Spatial metrics are quantitative measures for evaluating the physical characteristics of geographical features, such as urban settlements and structures (Reis, 2015; Reis et al., 2015). Just like other quantitative methods of spatial analysis, spatial metrics have garnered a growing interest of international research during the past two decades (Clifton et al., 2008; Liu and Yang, 2015; Schwarz, 2010). This resurgence of quantitative urban studies is attributed to several factors, such as growing concerns about sustainable development and the negative environmental consequences of urban sprawl (Huang et al., 2007; Kaza, 2013; Lord et al., 2015; Tian et al., 2014; Torrens, 2008), increasing emphasis on evidence-based policy formulation (Geertman, 2015), developments in geographical information systems and information technologies, and rising quality and availability of spatially referenced data, notably with the recent advancements in remote sensing-based methods (Clifton et al., 2008; Herold et al., 2003a; Huang et al., 2007).
|Title of host publication||Comprehensive Geographic Information Systems|
|Publication status||Published - 2018|
- Landscape ecology
- Markov chain
- Satellite remote sensing
- Space–Time Dynamics

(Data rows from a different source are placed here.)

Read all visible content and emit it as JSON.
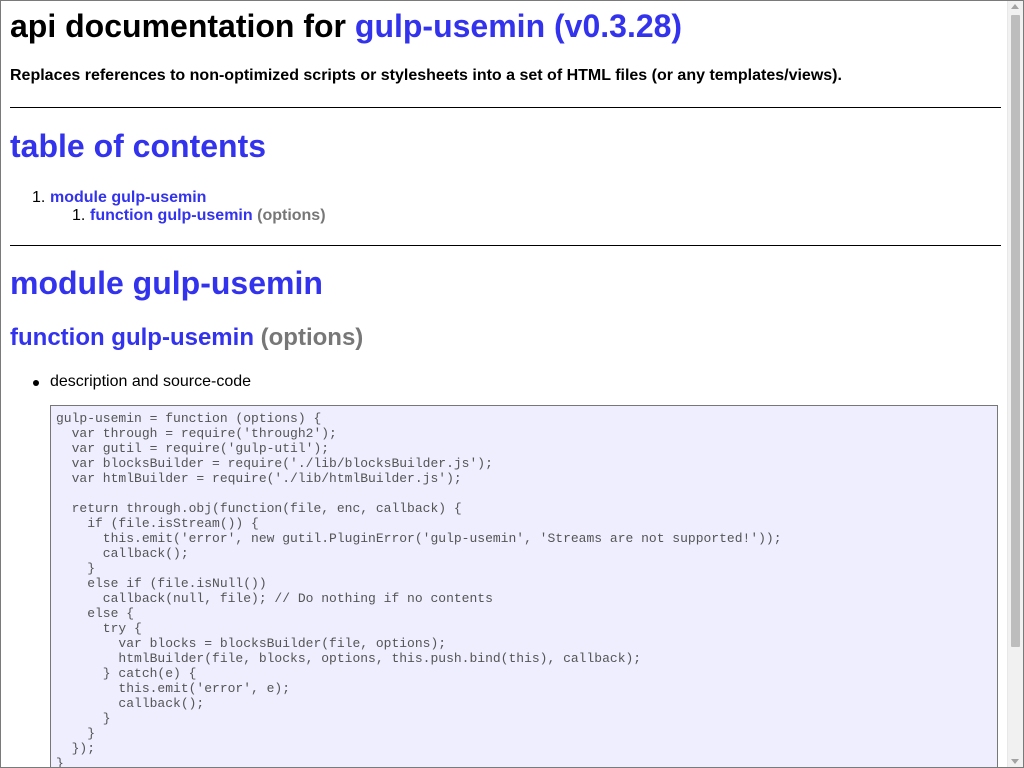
{
  "header": {
    "title_prefix": "api documentation for",
    "title_link": "gulp-usemin (v0.3.28)",
    "description": "Replaces references to non-optimized scripts or stylesheets into a set of HTML files (or any templates/views)."
  },
  "toc": {
    "title": "table of contents",
    "items": [
      {
        "number": "1.",
        "label": "module gulp-usemin"
      }
    ],
    "subitems": [
      {
        "number": "1.",
        "label": "function gulp-usemin",
        "args": "(options)"
      }
    ]
  },
  "module": {
    "title": "module gulp-usemin",
    "function_name": "function gulp-usemin",
    "function_args": "(options)",
    "bullet": "description and source-code",
    "code": "gulp-usemin = function (options) {\n  var through = require('through2');\n  var gutil = require('gulp-util');\n  var blocksBuilder = require('./lib/blocksBuilder.js');\n  var htmlBuilder = require('./lib/htmlBuilder.js');\n\n  return through.obj(function(file, enc, callback) {\n    if (file.isStream()) {\n      this.emit('error', new gutil.PluginError('gulp-usemin', 'Streams are not supported!'));\n      callback();\n    }\n    else if (file.isNull())\n      callback(null, file); // Do nothing if no contents\n    else {\n      try {\n        var blocks = blocksBuilder(file, options);\n        htmlBuilder(file, blocks, options, this.push.bind(this), callback);\n      } catch(e) {\n        this.emit('error', e);\n        callback();\n      }\n    }\n  });\n}"
  },
  "colors": {
    "accent": "#3333ee",
    "muted": "#777777",
    "code_bg": "#eeeeff",
    "code_text": "#555555"
  }
}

Bhatti, S. S., Reis, J. P., & Silva, E. A. (2018). Spatial Metrics: The Static and Dynamic Perspectives. In Comprehensive Geographic Information Systems (pp. 181-196). Elsevier. https://doi.org/10.1016/B978-0-12-409548-9.09604-4